Make an exact copy of all the entries shown below.

Content starts

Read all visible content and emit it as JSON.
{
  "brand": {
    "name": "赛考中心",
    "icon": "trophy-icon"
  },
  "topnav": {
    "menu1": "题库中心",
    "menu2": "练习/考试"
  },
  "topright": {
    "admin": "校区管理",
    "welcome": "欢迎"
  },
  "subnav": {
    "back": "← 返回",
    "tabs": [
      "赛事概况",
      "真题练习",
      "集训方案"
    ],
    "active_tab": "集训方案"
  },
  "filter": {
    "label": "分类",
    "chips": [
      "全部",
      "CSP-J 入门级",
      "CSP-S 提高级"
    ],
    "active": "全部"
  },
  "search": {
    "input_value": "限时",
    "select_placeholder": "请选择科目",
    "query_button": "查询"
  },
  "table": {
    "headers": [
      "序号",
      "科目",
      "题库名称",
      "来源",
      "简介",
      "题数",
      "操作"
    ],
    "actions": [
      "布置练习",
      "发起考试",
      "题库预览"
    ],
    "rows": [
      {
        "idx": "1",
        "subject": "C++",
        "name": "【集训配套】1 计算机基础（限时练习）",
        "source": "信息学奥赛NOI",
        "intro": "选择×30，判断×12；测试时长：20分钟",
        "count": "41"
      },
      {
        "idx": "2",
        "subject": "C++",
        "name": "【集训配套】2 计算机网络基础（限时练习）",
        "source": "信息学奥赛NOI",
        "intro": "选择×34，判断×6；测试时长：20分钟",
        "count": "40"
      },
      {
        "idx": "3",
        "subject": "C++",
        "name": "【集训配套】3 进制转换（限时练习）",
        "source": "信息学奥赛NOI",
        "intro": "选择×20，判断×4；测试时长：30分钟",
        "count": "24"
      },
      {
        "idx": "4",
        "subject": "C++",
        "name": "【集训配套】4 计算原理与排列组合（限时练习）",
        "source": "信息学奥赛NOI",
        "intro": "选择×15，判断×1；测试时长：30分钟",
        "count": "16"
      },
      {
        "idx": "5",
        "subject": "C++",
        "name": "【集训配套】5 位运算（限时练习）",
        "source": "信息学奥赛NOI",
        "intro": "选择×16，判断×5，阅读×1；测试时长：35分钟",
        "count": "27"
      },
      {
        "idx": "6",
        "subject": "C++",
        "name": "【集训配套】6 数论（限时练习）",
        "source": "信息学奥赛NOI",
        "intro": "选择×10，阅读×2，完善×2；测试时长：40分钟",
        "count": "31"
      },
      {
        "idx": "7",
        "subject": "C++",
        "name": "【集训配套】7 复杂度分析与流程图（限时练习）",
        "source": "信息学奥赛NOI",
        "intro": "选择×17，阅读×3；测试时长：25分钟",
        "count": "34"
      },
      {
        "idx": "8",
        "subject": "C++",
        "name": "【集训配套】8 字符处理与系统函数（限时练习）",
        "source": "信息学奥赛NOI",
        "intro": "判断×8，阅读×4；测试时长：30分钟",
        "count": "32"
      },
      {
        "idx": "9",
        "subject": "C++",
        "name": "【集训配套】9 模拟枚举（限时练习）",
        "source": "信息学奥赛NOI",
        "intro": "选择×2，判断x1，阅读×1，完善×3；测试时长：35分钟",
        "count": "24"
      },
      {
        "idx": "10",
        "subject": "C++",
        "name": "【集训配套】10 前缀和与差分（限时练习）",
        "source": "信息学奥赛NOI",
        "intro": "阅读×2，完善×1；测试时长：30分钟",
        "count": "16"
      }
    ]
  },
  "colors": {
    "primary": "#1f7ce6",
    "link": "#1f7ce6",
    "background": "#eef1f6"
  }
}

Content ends

Solution to this task —
Read all visible content and emit it as JSON.
{
  "brand": {
    "name": "赛考中心",
    "icon": "trophy-icon"
  },
  "topnav": {
    "menu1": "题库中心",
    "menu2": "练习/考试"
  },
  "topright": {
    "admin": "校区管理",
    "welcome": "欢迎"
  },
  "subnav": {
    "back": "← 返回",
    "tabs": [
      "赛事概况",
      "真题练习",
      "集训方案"
    ],
    "active_tab": "集训方案"
  },
  "filter": {
    "label": "分类",
    "chips": [
      "全部",
      "CSP-J 入门级",
      "CSP-S 提高级"
    ],
    "active": "全部"
  },
  "search": {
    "input_value": "限时",
    "select_placeholder": "请选择科目",
    "query_button": "查询"
  },
  "table": {
    "headers": [
      "序号",
      "科目",
      "题库名称",
      "来源",
      "简介",
      "题数",
      "操作"
    ],
    "actions": [
      "布置练习",
      "发起考试",
      "题库预览"
    ],
    "rows": [
      {
        "idx": "1",
        "subject": "C++",
        "name": "【集训配套】1 计算机基础（限时练习）",
        "source": "信息学奥赛NOI",
        "intro": "选择×30，判断×12；测试时长：20分钟",
        "count": "41"
      },
      {
        "idx": "2",
        "subject": "C++",
        "name": "【集训配套】2 计算机网络基础（限时练习）",
        "source": "信息学奥赛NOI",
        "intro": "选择×34，判断×6；测试时长：20分钟",
        "count": "40"
      },
      {
        "idx": "3",
        "subject": "C++",
        "name": "【集训配套】3 进制转换（限时练习）",
        "source": "信息学奥赛NOI",
        "intro": "选择×20，判断×4；测试时长：30分钟",
        "count": "24"
      },
      {
        "idx": "4",
        "subject": "C++",
        "name": "【集训配套】4 计算原理与排列组合（限时练习）",
        "source": "信息学奥赛NOI",
        "intro": "选择×15，判断×1；测试时长：30分钟",
        "count": "16"
      },
      {
        "idx": "5",
        "subject": "C++",
        "name": "【集训配套】5 位运算（限时练习）",
        "source": "信息学奥赛NOI",
        "intro": "选择×16，判断×5，阅读×1；测试时长：35分钟",
        "count": "27"
      },
      {
        "idx": "6",
        "subject": "C++",
        "name": "【集训配套】6 数论（限时练习）",
        "source": "信息学奥赛NOI",
        "intro": "选择×10，阅读×2，完善×2；测试时长：40分钟",
        "count": "31"
      },
      {
        "idx": "7",
        "subject": "C++",
        "name": "【集训配套】7 复杂度分析与流程图（限时练习）",
        "source": "信息学奥赛NOI",
        "intro": "选择×17，阅读×3；测试时长：25分钟",
        "count": "34"
      },
      {
        "idx": "8",
        "subject": "C++",
        "name": "【集训配套】8 字符处理与系统函数（限时练习）",
        "source": "信息学奥赛NOI",
        "intro": "判断×8，阅读×4；测试时长：30分钟",
        "count": "32"
      },
      {
        "idx": "9",
        "subject": "C++",
        "name": "【集训配套】9 模拟枚举（限时练习）",
        "source": "信息学奥赛NOI",
        "intro": "选择×2，判断x1，阅读×1，完善×3；测试时长：35分钟",
        "count": "24"
      },
      {
        "idx": "10",
        "subject": "C++",
        "name": "【集训配套】10 前缀和与差分（限时练习）",
        "source": "信息学奥赛NOI",
        "intro": "阅读×2，完善×1；测试时长：30分钟",
        "count": "16"
      }
    ]
  },
  "colors": {
    "primary": "#1f7ce6",
    "link": "#1f7ce6",
    "background": "#eef1f6"
  }
}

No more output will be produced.